■ Task item
Reproduce the data that follows precisely.

··········

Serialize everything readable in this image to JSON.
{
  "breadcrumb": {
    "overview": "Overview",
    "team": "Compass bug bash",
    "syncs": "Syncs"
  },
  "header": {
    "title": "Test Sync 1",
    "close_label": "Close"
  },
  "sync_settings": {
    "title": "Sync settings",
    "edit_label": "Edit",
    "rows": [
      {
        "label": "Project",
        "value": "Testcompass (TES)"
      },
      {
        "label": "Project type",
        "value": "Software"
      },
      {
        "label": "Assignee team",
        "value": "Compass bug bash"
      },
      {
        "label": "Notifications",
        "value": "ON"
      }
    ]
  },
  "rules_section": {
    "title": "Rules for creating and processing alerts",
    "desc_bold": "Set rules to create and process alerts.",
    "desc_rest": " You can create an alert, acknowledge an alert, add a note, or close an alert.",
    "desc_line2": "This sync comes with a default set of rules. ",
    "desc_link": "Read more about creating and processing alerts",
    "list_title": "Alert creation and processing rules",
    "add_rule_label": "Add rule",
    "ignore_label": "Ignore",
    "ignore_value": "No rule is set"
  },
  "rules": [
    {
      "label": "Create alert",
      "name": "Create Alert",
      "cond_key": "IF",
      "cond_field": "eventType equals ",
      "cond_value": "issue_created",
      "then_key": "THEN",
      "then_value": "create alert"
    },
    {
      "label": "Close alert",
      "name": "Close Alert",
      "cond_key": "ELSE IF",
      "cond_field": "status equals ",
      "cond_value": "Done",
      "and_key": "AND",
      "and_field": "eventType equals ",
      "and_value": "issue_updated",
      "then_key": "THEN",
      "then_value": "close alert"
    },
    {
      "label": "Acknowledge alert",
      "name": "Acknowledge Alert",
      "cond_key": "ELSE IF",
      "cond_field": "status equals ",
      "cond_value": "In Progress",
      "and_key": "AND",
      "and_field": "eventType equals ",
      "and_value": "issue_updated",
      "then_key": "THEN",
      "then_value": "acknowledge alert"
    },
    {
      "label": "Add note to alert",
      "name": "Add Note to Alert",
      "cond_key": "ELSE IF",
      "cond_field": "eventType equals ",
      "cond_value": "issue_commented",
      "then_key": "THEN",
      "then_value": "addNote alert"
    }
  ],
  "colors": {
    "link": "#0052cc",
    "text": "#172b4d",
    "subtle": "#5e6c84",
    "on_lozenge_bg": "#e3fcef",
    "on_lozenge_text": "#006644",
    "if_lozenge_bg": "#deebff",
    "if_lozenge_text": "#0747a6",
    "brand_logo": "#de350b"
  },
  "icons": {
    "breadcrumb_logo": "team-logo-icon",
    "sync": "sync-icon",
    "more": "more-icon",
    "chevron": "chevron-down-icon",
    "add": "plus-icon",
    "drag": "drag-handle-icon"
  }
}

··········

■ Solution to this problem
Serialize everything readable in this image to JSON.
{
  "breadcrumb": {
    "overview": "Overview",
    "team": "Compass bug bash",
    "syncs": "Syncs"
  },
  "header": {
    "title": "Test Sync 1",
    "close_label": "Close"
  },
  "sync_settings": {
    "title": "Sync settings",
    "edit_label": "Edit",
    "rows": [
      {
        "label": "Project",
        "value": "Testcompass (TES)"
      },
      {
        "label": "Project type",
        "value": "Software"
      },
      {
        "label": "Assignee team",
        "value": "Compass bug bash"
      },
      {
        "label": "Notifications",
        "value": "ON"
      }
    ]
  },
  "rules_section": {
    "title": "Rules for creating and processing alerts",
    "desc_bold": "Set rules to create and process alerts.",
    "desc_rest": " You can create an alert, acknowledge an alert, add a note, or close an alert.",
    "desc_line2": "This sync comes with a default set of rules. ",
    "desc_link": "Read more about creating and processing alerts",
    "list_title": "Alert creation and processing rules",
    "add_rule_label": "Add rule",
    "ignore_label": "Ignore",
    "ignore_value": "No rule is set"
  },
  "rules": [
    {
      "label": "Create alert",
      "name": "Create Alert",
      "cond_key": "IF",
      "cond_field": "eventType equals ",
      "cond_value": "issue_created",
      "then_key": "THEN",
      "then_value": "create alert"
    },
    {
      "label": "Close alert",
      "name": "Close Alert",
      "cond_key": "ELSE IF",
      "cond_field": "status equals ",
      "cond_value": "Done",
      "and_key": "AND",
      "and_field": "eventType equals ",
      "and_value": "issue_updated",
      "then_key": "THEN",
      "then_value": "close alert"
    },
    {
      "label": "Acknowledge alert",
      "name": "Acknowledge Alert",
      "cond_key": "ELSE IF",
      "cond_field": "status equals ",
      "cond_value": "In Progress",
      "and_key": "AND",
      "and_field": "eventType equals ",
      "and_value": "issue_updated",
      "then_key": "THEN",
      "then_value": "acknowledge alert"
    },
    {
      "label": "Add note to alert",
      "name": "Add Note to Alert",
      "cond_key": "ELSE IF",
      "cond_field": "eventType equals ",
      "cond_value": "issue_commented",
      "then_key": "THEN",
      "then_value": "addNote alert"
    }
  ],
  "colors": {
    "link": "#0052cc",
    "text": "#172b4d",
    "subtle": "#5e6c84",
    "on_lozenge_bg": "#e3fcef",
    "on_lozenge_text": "#006644",
    "if_lozenge_bg": "#deebff",
    "if_lozenge_text": "#0747a6",
    "brand_logo": "#de350b"
  },
  "icons": {
    "breadcrumb_logo": "team-logo-icon",
    "sync": "sync-icon",
    "more": "more-icon",
    "chevron": "chevron-down-icon",
    "add": "plus-icon",
    "drag": "drag-handle-icon"
  }
}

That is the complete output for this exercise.